After successfully completing an upward spin in his aircraft, Scholl attempted an inverted flat spin. While descending rapidly in the spin, and at an altitude of 3,000 feet, he uttered, "I've got a problem."
Shortly later,, at an altitude of 1,500 feet, he spoke his last known words... "I've really got a problem."
An spotter plane carrying another stunt pilot and Scholl's mechanic, Kevin Kammer, arrived at the scene 45 seconds after the crash and reported seeing no signs of life - albeit they did not see the actual impact.
Rescue aircraft and vessels recovered only some floating debris and spotted an small oil slick. It was speculated that the aircraft sank, with Scholl trapped inside, to a depth of over 900 feet about five miles off Encinitas.
The Coast Guard used a helicopter and 82-foot cutter to search the 25-square-mile area near the crash but called off the search the following morning.
The exact cause of the fatal crash remains unknown, as neither the plane, nor Scholl's body, was ever recovered.
It is generally thought that camera equipment affixed to the plane altered its weight and balance envelope, making recovery from the flat spin impossible.
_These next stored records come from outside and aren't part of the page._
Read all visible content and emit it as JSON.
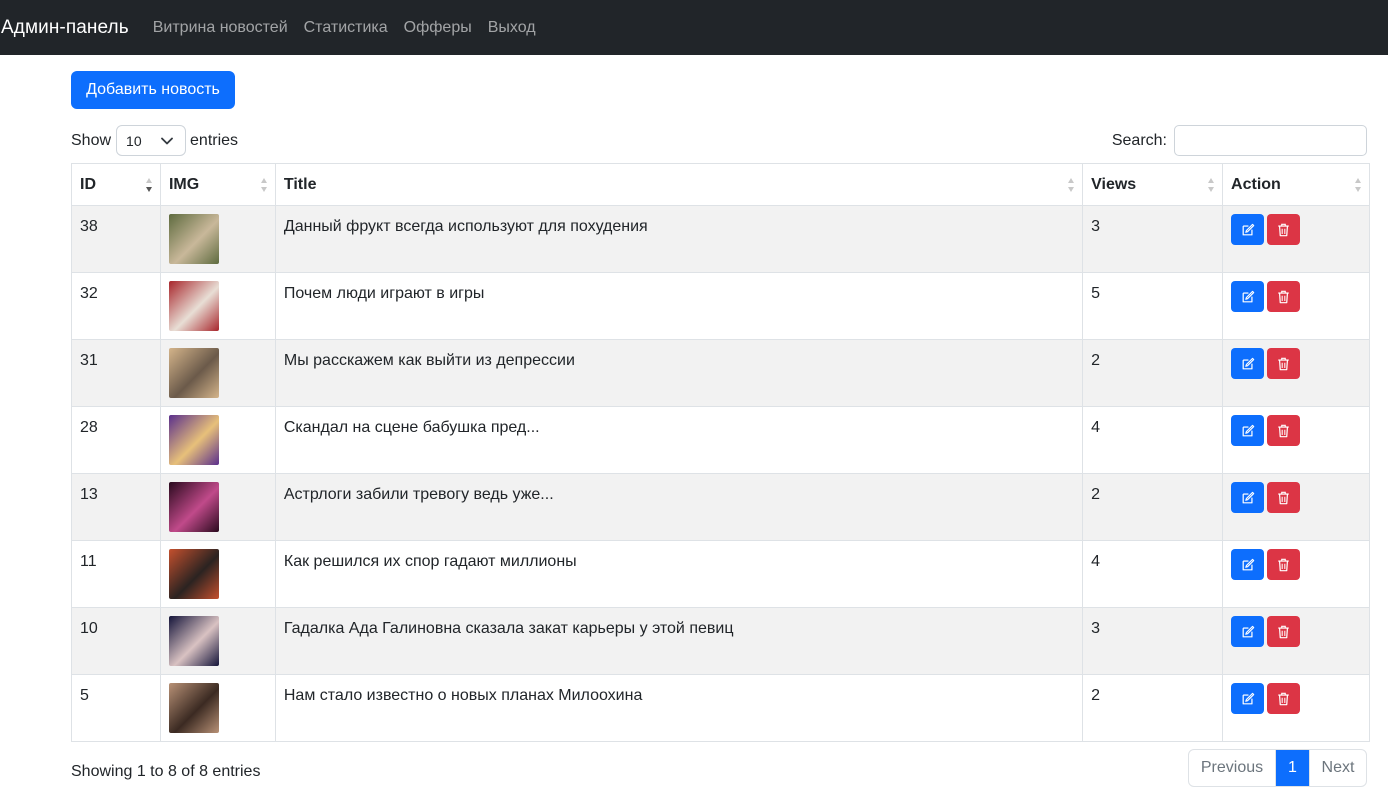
{
  "navbar": {
    "brand": "Админ-панель",
    "links": [
      "Витрина новостей",
      "Статистика",
      "Офферы",
      "Выход"
    ]
  },
  "toolbar": {
    "add_label": "Добавить новость"
  },
  "length_control": {
    "show_label": "Show",
    "value": "10",
    "entries_label": "entries"
  },
  "search": {
    "label": "Search:",
    "value": ""
  },
  "table": {
    "columns": [
      "ID",
      "IMG",
      "Title",
      "Views",
      "Action"
    ],
    "rows": [
      {
        "id": "38",
        "title": "Данный фрукт всегда используют для похудения",
        "views": "3",
        "thumb_colors": [
          "#5e6b3f",
          "#c9b89a"
        ]
      },
      {
        "id": "32",
        "title": "Почем люди играют в игры",
        "views": "5",
        "thumb_colors": [
          "#a8262c",
          "#e8ded5"
        ]
      },
      {
        "id": "31",
        "title": "Мы расскажем как выйти из депрессии",
        "views": "2",
        "thumb_colors": [
          "#d4b48a",
          "#6b5a4a"
        ]
      },
      {
        "id": "28",
        "title": "Скандал на сцене бабушка пред...",
        "views": "4",
        "thumb_colors": [
          "#5a2f8c",
          "#e7c07a"
        ]
      },
      {
        "id": "13",
        "title": "Астрлоги забили тревогу ведь уже...",
        "views": "2",
        "thumb_colors": [
          "#2a0a1e",
          "#c04a8a"
        ]
      },
      {
        "id": "11",
        "title": "Как решился их спор гадают миллионы",
        "views": "4",
        "thumb_colors": [
          "#c4502e",
          "#2b2321"
        ]
      },
      {
        "id": "10",
        "title": "Гадалка Ада Галиновна сказала закат карьеры у этой певиц",
        "views": "3",
        "thumb_colors": [
          "#14143a",
          "#d9c2c2"
        ]
      },
      {
        "id": "5",
        "title": "Нам стало известно о новых планах Милоохина",
        "views": "2",
        "thumb_colors": [
          "#b89176",
          "#3b2a22"
        ]
      }
    ]
  },
  "footer": {
    "info": "Showing 1 to 8 of 8 entries",
    "prev_label": "Previous",
    "current_page": "1",
    "next_label": "Next"
  },
  "colors": {
    "navbar_bg": "#212529",
    "primary": "#0d6efd",
    "danger": "#dc3545",
    "stripe": "#f2f2f2"
  },
  "icons": {
    "edit": "pencil-square-icon",
    "delete": "trash-icon",
    "sort": "sort-arrows-icon",
    "select": "chevron-down-icon"
  }
}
None of Scholl's spotter planes witnessed the impact.
The movie Top Gun was dedicated to the memory of Art Scholl.